● The records
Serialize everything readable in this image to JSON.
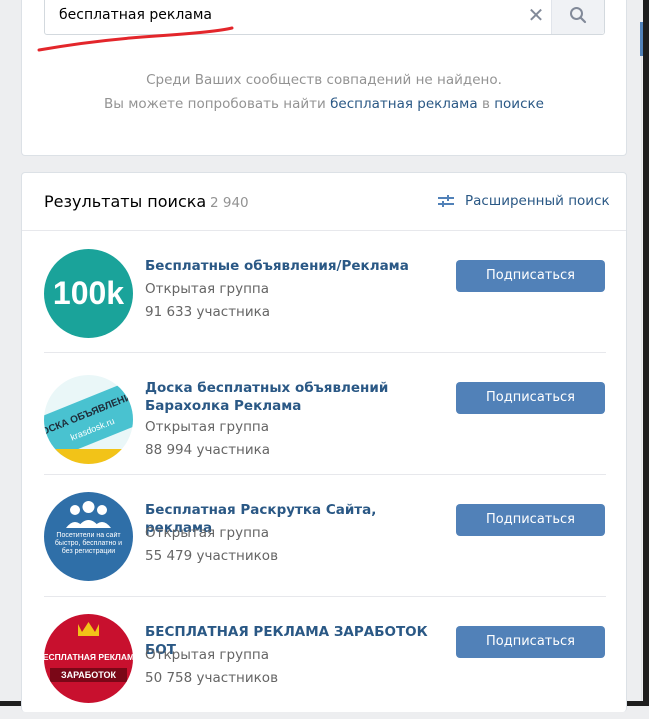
{
  "search": {
    "value": "бесплатная реклама",
    "clear_symbol": "✕"
  },
  "not_found": {
    "line1": "Среди Ваших сообществ совпадений не найдено.",
    "line2_prefix": "Вы можете попробовать найти",
    "line2_query": "бесплатная реклама",
    "line2_middle": "в",
    "line2_link": "поиске"
  },
  "results": {
    "title": "Результаты поиска",
    "count": "2 940",
    "advanced_search": "Расширенный поиск",
    "groups": [
      {
        "name": "Бесплатные объявления/Реклама",
        "type": "Открытая группа",
        "members": "91 633 участника",
        "button": "Подписаться",
        "avatar": {
          "text": "100k",
          "color": "#1aa39a"
        }
      },
      {
        "name": "Доска бесплатных объявлений Барахолка Реклама",
        "type": "Открытая группа",
        "members": "88 994 участника",
        "button": "Подписаться",
        "avatar": {
          "text": "ДОСКА ОБЪЯВЛЕНИЙ",
          "subtext": "krasdosk.ru",
          "color": "#49c2d0"
        }
      },
      {
        "name": "Бесплатная Раскрутка Сайта, реклама",
        "type": "Открытая группа",
        "members": "55 479 участников",
        "button": "Подписаться",
        "avatar": {
          "text": "Посетители на сайт быстро, бесплатно и без регистрации",
          "color": "#2f6fa8"
        }
      },
      {
        "name": "БЕСПЛАТНАЯ РЕКЛАМА ЗАРАБОТОК БОТ",
        "type": "Открытая группа",
        "members": "50 758 участников",
        "button": "Подписаться",
        "avatar": {
          "text": "БЕСПЛАТНАЯ РЕКЛАМА",
          "subtext": "ЗАРАБОТОК",
          "color": "#c8102e"
        }
      }
    ]
  },
  "colors": {
    "link": "#2a5885",
    "button": "#5181b8",
    "muted": "#939393",
    "annotation": "#e3262b"
  }
}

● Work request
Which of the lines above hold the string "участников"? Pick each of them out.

● Answer area
        "members": "55 479 участников",
        "members": "50 758 участников",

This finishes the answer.